(Website and app data records)
=====

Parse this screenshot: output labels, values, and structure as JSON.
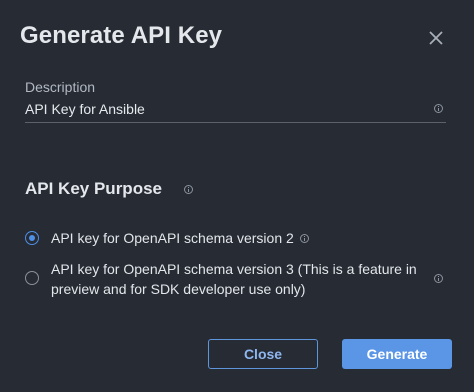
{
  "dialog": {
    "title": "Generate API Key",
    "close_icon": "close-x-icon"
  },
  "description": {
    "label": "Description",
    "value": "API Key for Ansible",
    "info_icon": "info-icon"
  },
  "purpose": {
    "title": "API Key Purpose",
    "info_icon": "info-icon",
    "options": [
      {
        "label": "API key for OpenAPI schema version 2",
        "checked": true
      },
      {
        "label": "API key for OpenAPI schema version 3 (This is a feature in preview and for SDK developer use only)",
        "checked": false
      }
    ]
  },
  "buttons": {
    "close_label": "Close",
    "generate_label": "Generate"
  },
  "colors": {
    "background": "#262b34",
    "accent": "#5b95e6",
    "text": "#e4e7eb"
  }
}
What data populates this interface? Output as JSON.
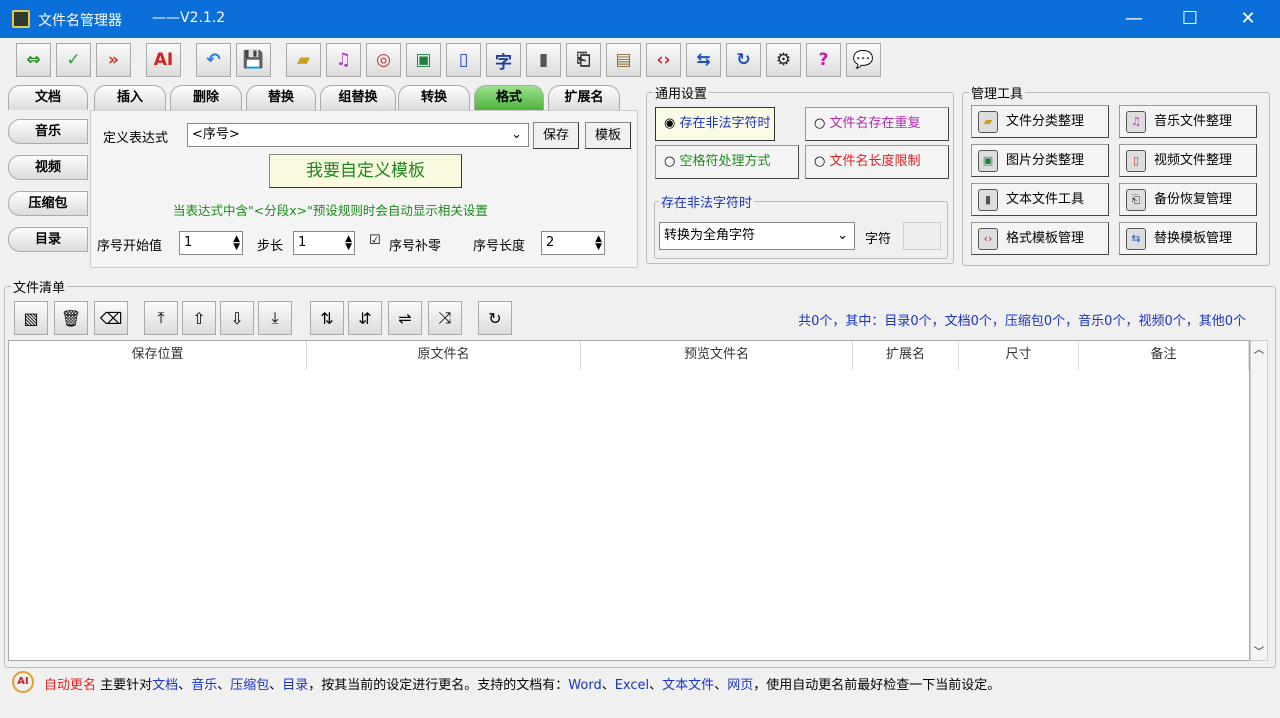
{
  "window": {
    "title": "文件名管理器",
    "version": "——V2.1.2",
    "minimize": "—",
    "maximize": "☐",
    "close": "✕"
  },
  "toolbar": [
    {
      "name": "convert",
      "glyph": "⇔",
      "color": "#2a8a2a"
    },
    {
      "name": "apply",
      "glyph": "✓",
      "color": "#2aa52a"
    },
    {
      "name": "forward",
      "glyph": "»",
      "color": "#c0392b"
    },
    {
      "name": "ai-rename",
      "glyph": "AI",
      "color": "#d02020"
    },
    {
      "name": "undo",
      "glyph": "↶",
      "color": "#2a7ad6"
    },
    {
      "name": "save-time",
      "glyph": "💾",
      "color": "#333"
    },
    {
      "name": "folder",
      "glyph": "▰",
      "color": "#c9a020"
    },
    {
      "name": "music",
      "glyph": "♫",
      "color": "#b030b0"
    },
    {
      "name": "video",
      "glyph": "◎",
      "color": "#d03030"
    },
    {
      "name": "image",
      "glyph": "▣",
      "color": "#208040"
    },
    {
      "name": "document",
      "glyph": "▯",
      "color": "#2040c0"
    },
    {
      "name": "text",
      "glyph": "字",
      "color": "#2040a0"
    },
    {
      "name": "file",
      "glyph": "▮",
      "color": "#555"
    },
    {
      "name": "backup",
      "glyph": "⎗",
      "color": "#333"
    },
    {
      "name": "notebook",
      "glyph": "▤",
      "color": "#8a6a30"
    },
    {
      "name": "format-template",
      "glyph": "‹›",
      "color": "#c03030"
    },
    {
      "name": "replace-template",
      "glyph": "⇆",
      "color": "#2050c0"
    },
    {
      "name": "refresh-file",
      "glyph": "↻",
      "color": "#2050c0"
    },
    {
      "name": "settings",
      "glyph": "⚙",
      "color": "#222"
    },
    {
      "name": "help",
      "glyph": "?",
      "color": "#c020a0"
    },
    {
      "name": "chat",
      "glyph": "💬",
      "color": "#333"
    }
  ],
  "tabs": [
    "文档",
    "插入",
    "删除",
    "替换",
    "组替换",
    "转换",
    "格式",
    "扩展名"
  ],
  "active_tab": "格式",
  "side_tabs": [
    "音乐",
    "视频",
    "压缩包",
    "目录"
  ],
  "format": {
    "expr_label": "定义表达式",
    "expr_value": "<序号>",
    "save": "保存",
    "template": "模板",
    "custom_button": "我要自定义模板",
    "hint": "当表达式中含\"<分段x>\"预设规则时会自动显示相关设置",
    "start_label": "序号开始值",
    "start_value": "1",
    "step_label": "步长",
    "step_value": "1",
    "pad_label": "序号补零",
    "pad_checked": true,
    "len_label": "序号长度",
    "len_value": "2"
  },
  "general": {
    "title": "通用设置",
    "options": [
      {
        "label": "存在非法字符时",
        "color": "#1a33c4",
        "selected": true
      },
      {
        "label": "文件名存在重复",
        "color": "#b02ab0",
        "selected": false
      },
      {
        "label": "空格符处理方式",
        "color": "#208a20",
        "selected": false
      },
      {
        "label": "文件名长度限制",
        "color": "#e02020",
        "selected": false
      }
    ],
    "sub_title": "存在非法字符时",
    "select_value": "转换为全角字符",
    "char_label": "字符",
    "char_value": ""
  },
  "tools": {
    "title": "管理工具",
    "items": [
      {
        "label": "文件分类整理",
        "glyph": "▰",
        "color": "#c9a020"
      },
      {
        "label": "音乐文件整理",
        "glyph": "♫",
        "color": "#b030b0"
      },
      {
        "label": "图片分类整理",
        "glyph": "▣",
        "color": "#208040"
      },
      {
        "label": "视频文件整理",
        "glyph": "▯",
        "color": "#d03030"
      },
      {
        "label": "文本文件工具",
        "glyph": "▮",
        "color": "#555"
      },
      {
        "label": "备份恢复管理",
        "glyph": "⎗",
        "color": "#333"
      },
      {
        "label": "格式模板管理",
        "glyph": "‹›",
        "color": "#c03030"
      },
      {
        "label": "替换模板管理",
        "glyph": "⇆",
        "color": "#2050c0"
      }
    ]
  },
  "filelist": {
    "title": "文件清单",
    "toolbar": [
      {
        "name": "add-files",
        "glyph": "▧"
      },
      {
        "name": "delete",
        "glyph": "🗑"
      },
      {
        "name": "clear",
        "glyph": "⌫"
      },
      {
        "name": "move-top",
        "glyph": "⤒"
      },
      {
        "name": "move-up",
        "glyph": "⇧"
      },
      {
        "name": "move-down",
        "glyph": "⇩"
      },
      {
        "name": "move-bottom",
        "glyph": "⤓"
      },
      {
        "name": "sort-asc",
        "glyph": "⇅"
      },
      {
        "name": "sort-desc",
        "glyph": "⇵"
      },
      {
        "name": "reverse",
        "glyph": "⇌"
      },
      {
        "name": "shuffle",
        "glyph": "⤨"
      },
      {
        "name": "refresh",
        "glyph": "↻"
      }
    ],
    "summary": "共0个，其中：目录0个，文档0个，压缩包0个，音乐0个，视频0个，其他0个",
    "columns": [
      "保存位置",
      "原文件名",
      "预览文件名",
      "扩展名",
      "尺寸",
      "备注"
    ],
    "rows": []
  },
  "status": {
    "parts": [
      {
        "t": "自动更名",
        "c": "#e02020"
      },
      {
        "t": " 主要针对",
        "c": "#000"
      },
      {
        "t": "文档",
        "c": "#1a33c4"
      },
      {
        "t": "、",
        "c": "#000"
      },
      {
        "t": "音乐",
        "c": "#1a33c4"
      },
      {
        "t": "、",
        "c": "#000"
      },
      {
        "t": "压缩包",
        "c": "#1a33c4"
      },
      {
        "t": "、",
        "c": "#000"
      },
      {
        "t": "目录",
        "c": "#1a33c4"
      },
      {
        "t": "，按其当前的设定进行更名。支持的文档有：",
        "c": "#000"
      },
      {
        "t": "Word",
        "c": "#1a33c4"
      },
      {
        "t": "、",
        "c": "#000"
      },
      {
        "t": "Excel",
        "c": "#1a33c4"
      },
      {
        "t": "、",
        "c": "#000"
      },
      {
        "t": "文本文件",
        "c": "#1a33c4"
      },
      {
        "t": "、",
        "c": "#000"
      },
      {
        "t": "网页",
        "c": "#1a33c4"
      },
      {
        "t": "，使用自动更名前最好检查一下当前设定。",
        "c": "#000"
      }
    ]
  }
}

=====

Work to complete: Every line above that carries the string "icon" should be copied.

Solved exercise:
    "close_icon": "close-x-icon"
    "info_icon": "info-icon"
    "info_icon": "info-icon",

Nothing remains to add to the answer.